§ WORK REQUEST:
Write out the whole listing again so that each line matches the original.
*** DATA RECORDS ***
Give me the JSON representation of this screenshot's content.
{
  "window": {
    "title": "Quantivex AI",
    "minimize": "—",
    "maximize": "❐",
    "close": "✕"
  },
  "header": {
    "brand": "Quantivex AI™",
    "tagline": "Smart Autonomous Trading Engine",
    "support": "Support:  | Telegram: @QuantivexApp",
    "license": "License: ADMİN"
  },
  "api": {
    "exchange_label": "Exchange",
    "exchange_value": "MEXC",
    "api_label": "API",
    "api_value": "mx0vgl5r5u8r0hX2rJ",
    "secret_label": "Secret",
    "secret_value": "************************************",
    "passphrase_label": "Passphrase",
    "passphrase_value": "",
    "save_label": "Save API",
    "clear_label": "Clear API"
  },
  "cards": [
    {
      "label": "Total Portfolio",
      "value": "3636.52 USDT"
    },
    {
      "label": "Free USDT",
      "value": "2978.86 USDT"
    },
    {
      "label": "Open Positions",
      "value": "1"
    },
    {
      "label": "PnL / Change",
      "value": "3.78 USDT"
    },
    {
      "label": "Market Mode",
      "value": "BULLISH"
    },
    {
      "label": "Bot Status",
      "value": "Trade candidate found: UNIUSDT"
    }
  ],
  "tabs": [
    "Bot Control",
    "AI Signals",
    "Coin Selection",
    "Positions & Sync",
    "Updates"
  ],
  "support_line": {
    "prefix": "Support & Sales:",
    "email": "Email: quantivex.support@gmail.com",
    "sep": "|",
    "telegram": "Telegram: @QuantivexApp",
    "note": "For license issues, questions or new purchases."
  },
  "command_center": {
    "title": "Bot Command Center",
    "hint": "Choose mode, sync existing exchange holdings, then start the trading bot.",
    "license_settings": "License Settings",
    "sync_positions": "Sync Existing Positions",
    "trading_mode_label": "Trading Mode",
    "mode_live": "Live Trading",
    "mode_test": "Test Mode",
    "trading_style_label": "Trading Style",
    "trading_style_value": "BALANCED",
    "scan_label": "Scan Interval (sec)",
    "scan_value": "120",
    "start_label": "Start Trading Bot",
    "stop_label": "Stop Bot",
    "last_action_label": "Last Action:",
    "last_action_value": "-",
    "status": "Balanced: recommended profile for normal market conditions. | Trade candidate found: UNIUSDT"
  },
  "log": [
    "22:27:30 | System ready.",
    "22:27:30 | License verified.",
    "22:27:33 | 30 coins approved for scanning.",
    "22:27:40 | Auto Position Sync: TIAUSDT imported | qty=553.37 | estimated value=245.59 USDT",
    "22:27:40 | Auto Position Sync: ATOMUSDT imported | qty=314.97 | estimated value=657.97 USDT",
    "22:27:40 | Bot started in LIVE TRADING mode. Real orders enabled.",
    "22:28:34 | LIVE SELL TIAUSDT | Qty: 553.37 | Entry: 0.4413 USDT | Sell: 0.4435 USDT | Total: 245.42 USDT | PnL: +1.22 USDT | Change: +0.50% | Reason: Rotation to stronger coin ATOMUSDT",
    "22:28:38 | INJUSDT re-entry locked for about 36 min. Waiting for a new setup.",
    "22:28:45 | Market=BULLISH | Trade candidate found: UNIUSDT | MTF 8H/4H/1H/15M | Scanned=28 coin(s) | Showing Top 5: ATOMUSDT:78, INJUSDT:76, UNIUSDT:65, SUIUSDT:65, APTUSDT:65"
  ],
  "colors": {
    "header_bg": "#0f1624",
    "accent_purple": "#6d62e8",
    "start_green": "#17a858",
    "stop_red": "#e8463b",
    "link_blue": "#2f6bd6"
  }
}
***
§ EXPECTED ANSWER:
Give me the JSON representation of this screenshot's content.
{
  "window": {
    "title": "Quantivex AI",
    "minimize": "—",
    "maximize": "❐",
    "close": "✕"
  },
  "header": {
    "brand": "Quantivex AI™",
    "tagline": "Smart Autonomous Trading Engine",
    "support": "Support:  | Telegram: @QuantivexApp",
    "license": "License: ADMİN"
  },
  "api": {
    "exchange_label": "Exchange",
    "exchange_value": "MEXC",
    "api_label": "API",
    "api_value": "mx0vgl5r5u8r0hX2rJ",
    "secret_label": "Secret",
    "secret_value": "************************************",
    "passphrase_label": "Passphrase",
    "passphrase_value": "",
    "save_label": "Save API",
    "clear_label": "Clear API"
  },
  "cards": [
    {
      "label": "Total Portfolio",
      "value": "3636.52 USDT"
    },
    {
      "label": "Free USDT",
      "value": "2978.86 USDT"
    },
    {
      "label": "Open Positions",
      "value": "1"
    },
    {
      "label": "PnL / Change",
      "value": "3.78 USDT"
    },
    {
      "label": "Market Mode",
      "value": "BULLISH"
    },
    {
      "label": "Bot Status",
      "value": "Trade candidate found: UNIUSDT"
    }
  ],
  "tabs": [
    "Bot Control",
    "AI Signals",
    "Coin Selection",
    "Positions & Sync",
    "Updates"
  ],
  "support_line": {
    "prefix": "Support & Sales:",
    "email": "Email: quantivex.support@gmail.com",
    "sep": "|",
    "telegram": "Telegram: @QuantivexApp",
    "note": "For license issues, questions or new purchases."
  },
  "command_center": {
    "title": "Bot Command Center",
    "hint": "Choose mode, sync existing exchange holdings, then start the trading bot.",
    "license_settings": "License Settings",
    "sync_positions": "Sync Existing Positions",
    "trading_mode_label": "Trading Mode",
    "mode_live": "Live Trading",
    "mode_test": "Test Mode",
    "trading_style_label": "Trading Style",
    "trading_style_value": "BALANCED",
    "scan_label": "Scan Interval (sec)",
    "scan_value": "120",
    "start_label": "Start Trading Bot",
    "stop_label": "Stop Bot",
    "last_action_label": "Last Action:",
    "last_action_value": "-",
    "status": "Balanced: recommended profile for normal market conditions. | Trade candidate found: UNIUSDT"
  },
  "log": [
    "22:27:30 | System ready.",
    "22:27:30 | License verified.",
    "22:27:33 | 30 coins approved for scanning.",
    "22:27:40 | Auto Position Sync: TIAUSDT imported | qty=553.37 | estimated value=245.59 USDT",
    "22:27:40 | Auto Position Sync: ATOMUSDT imported | qty=314.97 | estimated value=657.97 USDT",
    "22:27:40 | Bot started in LIVE TRADING mode. Real orders enabled.",
    "22:28:34 | LIVE SELL TIAUSDT | Qty: 553.37 | Entry: 0.4413 USDT | Sell: 0.4435 USDT | Total: 245.42 USDT | PnL: +1.22 USDT | Change: +0.50% | Reason: Rotation to stronger coin ATOMUSDT",
    "22:28:38 | INJUSDT re-entry locked for about 36 min. Waiting for a new setup.",
    "22:28:45 | Market=BULLISH | Trade candidate found: UNIUSDT | MTF 8H/4H/1H/15M | Scanned=28 coin(s) | Showing Top 5: ATOMUSDT:78, INJUSDT:76, UNIUSDT:65, SUIUSDT:65, APTUSDT:65"
  ],
  "colors": {
    "header_bg": "#0f1624",
    "accent_purple": "#6d62e8",
    "start_green": "#17a858",
    "stop_red": "#e8463b",
    "link_blue": "#2f6bd6"
  }
}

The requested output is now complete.